Early on Kuhn drew a parallel with Quine's thesis of the indeterminacy of translation (1970a, 202; 1970c, 268). According to the latter, if we are translating one language into another, there are inevitably a multitude of ways of providing a translation that is adequate to the behaviour of the speakers. None of the translations is the uniquely correct one, and in Quine's view there is no such thing as the meaning of the words to be translated. It was nonetheless clear that Quine's thesis was rather far from Kuhn's thesis, indeed that they are incompatible. First, Kuhn thought that incommensurability was a matter of there being no fully adequate translation whereas Quine's thesis involved the availability of multiple translations. Secondly, Kuhn does believe that the translated expressions do have a meaning, whereas Quine denies this. Thirdly, Kuhn later went on to say that unlike Quine he does not think that reference is inscrutable—it is just very difficult to recover (1976, 191).
[source: "Thomas Kuhn" in Stanford Encyclopedia of Philosophy, A.Bird, 2011]

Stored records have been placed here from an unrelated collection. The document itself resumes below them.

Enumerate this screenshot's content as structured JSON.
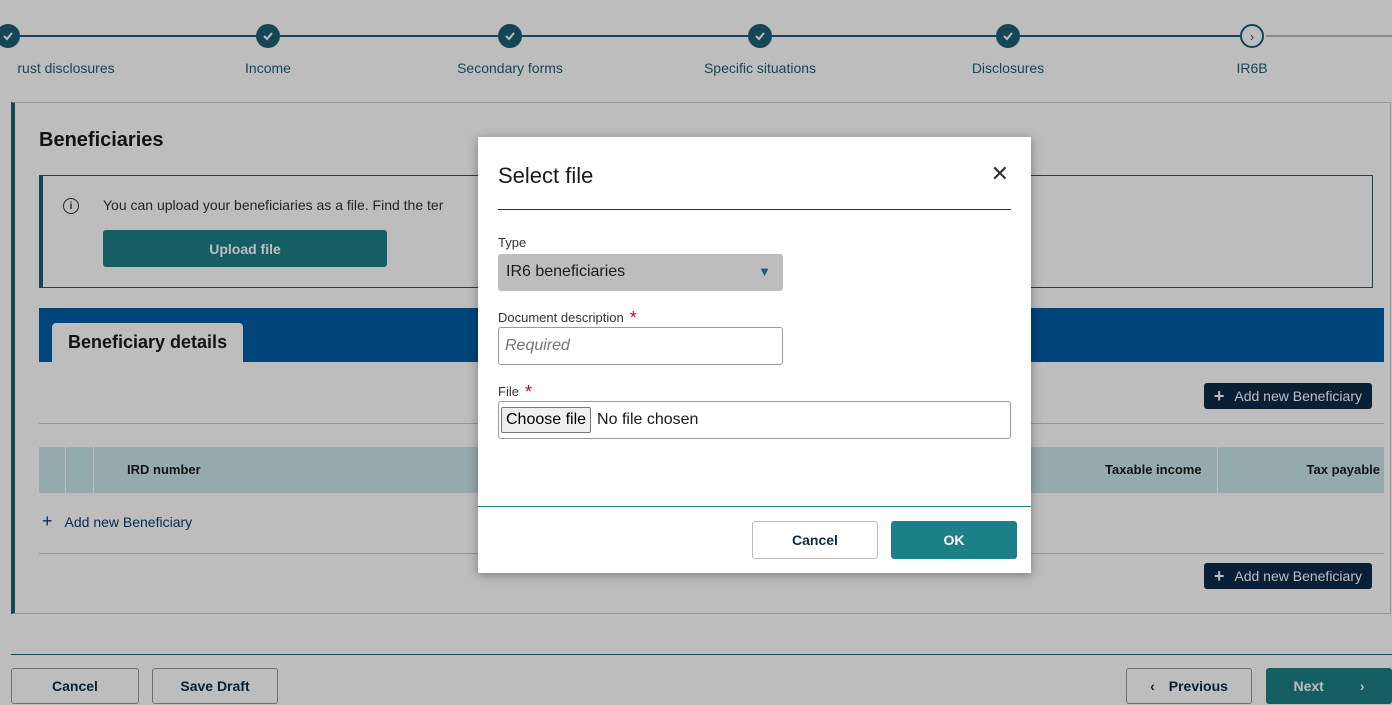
{
  "stepper": {
    "steps": [
      {
        "label": "rust disclosures",
        "state": "complete"
      },
      {
        "label": "Income",
        "state": "complete"
      },
      {
        "label": "Secondary forms",
        "state": "complete"
      },
      {
        "label": "Specific situations",
        "state": "complete"
      },
      {
        "label": "Disclosures",
        "state": "complete"
      },
      {
        "label": "IR6B",
        "state": "current"
      }
    ]
  },
  "page": {
    "title": "Beneficiaries",
    "info_text": "You can upload your beneficiaries as a file. Find the ter",
    "upload_button": "Upload file",
    "tab_label": "Beneficiary details",
    "add_new_button": "Add new Beneficiary",
    "table_headers": {
      "ird_number": "IRD number",
      "taxable_income": "Taxable income",
      "tax_payable": "Tax payable"
    },
    "add_new_link": "Add new Beneficiary"
  },
  "footer": {
    "cancel": "Cancel",
    "save_draft": "Save Draft",
    "previous": "Previous",
    "next": "Next"
  },
  "modal": {
    "title": "Select file",
    "type_label": "Type",
    "type_value": "IR6 beneficiaries",
    "description_label": "Document description",
    "description_placeholder": "Required",
    "file_label": "File",
    "choose_file": "Choose file",
    "no_file": "No file chosen",
    "cancel": "Cancel",
    "ok": "OK",
    "required_marker": "*"
  },
  "colors": {
    "primary_teal": "#1d7f88",
    "dark_teal": "#1d5f74",
    "blue_bar": "#005ea5",
    "navy": "#0b2a4a",
    "required_red": "#d0021b"
  }
}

In which sense "Quine denies that the translated expressions do have a sense"? Is it related to a different notion of sense in Kuhn and in Quine? If yes, is it correct to argue that Kuhn accepted the G.Frege's notion of sense, whereas Quine refused it? Given the differences above, which are the similarities between Kuhn and Quine about the indeterminacy of the translation?